*** Begin section ***

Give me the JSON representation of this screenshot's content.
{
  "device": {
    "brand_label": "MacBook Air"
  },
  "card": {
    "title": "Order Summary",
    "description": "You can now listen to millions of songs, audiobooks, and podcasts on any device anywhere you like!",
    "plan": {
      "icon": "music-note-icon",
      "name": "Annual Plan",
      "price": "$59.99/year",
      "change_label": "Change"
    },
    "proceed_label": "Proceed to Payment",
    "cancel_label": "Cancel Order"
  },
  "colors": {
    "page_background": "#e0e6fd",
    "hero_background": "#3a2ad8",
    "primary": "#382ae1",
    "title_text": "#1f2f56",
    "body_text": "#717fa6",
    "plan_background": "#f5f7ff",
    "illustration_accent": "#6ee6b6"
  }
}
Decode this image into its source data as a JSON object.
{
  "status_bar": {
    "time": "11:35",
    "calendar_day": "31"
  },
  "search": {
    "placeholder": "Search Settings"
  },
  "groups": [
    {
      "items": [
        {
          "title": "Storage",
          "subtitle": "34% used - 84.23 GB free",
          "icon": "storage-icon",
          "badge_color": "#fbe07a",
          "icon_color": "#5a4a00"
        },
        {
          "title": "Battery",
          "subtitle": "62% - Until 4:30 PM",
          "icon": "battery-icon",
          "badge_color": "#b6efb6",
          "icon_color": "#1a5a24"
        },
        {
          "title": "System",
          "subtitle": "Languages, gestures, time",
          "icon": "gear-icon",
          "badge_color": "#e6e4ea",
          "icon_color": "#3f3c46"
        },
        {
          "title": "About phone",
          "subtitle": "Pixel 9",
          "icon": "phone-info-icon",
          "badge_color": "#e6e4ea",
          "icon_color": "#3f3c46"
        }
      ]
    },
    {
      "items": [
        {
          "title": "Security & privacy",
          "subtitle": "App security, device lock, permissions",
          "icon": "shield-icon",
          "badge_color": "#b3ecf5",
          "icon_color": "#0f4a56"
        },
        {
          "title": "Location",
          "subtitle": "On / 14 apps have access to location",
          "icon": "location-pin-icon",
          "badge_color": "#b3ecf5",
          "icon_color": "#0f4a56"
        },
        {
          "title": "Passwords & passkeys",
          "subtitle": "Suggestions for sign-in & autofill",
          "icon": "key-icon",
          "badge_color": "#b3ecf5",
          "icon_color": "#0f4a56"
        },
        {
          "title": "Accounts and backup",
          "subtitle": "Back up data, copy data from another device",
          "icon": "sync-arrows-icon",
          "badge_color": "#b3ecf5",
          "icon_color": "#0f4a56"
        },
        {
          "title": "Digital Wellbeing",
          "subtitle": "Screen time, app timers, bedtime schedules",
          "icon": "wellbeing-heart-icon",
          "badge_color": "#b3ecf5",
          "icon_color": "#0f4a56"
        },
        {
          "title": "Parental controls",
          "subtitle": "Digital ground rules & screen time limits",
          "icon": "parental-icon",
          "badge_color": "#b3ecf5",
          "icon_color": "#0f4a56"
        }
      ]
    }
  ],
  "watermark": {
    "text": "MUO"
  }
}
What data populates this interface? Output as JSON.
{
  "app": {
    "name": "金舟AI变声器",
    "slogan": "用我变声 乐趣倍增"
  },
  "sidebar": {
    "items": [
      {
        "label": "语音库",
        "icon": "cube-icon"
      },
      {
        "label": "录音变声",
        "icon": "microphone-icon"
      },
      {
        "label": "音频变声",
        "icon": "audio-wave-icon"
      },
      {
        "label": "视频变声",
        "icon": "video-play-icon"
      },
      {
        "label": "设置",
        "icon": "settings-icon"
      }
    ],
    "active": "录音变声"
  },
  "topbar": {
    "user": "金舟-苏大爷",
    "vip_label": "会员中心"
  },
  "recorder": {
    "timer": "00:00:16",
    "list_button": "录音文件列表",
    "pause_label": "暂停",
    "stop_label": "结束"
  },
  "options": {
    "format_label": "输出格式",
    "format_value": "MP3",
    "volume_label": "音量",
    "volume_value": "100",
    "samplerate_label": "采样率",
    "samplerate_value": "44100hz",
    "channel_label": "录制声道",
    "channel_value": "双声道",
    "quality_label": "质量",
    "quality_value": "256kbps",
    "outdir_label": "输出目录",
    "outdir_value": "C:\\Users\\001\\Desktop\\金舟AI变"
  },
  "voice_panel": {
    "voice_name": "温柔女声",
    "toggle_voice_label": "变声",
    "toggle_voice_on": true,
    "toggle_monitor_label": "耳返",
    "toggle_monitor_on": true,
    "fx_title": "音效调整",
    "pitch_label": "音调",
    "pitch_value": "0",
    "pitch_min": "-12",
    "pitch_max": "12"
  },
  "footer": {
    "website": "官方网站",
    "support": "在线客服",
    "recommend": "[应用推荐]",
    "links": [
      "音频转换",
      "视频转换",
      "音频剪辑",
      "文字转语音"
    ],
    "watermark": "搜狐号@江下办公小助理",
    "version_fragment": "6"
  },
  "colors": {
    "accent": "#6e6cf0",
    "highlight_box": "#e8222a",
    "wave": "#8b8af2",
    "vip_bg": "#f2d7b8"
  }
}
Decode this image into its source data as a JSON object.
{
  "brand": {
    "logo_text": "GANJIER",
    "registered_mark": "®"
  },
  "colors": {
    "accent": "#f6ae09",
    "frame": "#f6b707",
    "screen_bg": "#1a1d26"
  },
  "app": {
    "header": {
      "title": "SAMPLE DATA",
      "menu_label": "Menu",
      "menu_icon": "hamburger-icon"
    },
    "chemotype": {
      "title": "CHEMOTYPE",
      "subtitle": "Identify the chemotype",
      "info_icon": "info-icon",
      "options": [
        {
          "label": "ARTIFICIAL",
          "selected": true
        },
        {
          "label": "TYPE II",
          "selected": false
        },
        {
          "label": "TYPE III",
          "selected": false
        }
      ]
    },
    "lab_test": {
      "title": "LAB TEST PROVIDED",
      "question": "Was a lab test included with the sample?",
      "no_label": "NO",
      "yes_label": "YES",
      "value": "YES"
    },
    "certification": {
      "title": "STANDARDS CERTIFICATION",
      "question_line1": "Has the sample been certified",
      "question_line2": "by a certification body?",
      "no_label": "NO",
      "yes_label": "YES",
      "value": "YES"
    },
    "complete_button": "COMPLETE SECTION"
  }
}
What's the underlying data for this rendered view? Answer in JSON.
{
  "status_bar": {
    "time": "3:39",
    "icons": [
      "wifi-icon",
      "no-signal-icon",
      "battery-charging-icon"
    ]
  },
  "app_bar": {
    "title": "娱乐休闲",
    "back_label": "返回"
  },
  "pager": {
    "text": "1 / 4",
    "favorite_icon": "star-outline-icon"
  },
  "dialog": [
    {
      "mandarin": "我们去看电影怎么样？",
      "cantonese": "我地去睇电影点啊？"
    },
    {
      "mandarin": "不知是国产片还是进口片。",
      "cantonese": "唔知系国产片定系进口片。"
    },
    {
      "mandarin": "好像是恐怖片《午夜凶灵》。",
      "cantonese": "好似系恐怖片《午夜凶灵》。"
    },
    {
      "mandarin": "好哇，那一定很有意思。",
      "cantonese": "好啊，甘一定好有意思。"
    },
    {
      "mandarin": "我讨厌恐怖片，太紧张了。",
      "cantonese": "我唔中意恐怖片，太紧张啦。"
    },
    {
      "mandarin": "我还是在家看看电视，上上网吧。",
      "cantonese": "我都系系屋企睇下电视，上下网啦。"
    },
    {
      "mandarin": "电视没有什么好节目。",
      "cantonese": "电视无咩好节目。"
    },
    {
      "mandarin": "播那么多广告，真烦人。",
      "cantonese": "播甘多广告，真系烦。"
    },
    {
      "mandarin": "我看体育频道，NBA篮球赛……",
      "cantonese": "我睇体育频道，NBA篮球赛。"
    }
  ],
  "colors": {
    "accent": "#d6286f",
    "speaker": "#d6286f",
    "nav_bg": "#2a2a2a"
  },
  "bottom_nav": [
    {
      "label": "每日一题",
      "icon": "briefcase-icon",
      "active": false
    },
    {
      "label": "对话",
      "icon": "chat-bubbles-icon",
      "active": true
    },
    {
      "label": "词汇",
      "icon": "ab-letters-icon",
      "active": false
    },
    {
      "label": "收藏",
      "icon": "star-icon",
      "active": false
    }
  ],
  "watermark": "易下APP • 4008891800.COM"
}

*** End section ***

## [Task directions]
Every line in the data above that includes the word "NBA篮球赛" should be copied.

## [Task answer]
      "mandarin": "我看体育频道，NBA篮球赛……",
      "cantonese": "我睇体育频道，NBA篮球赛。"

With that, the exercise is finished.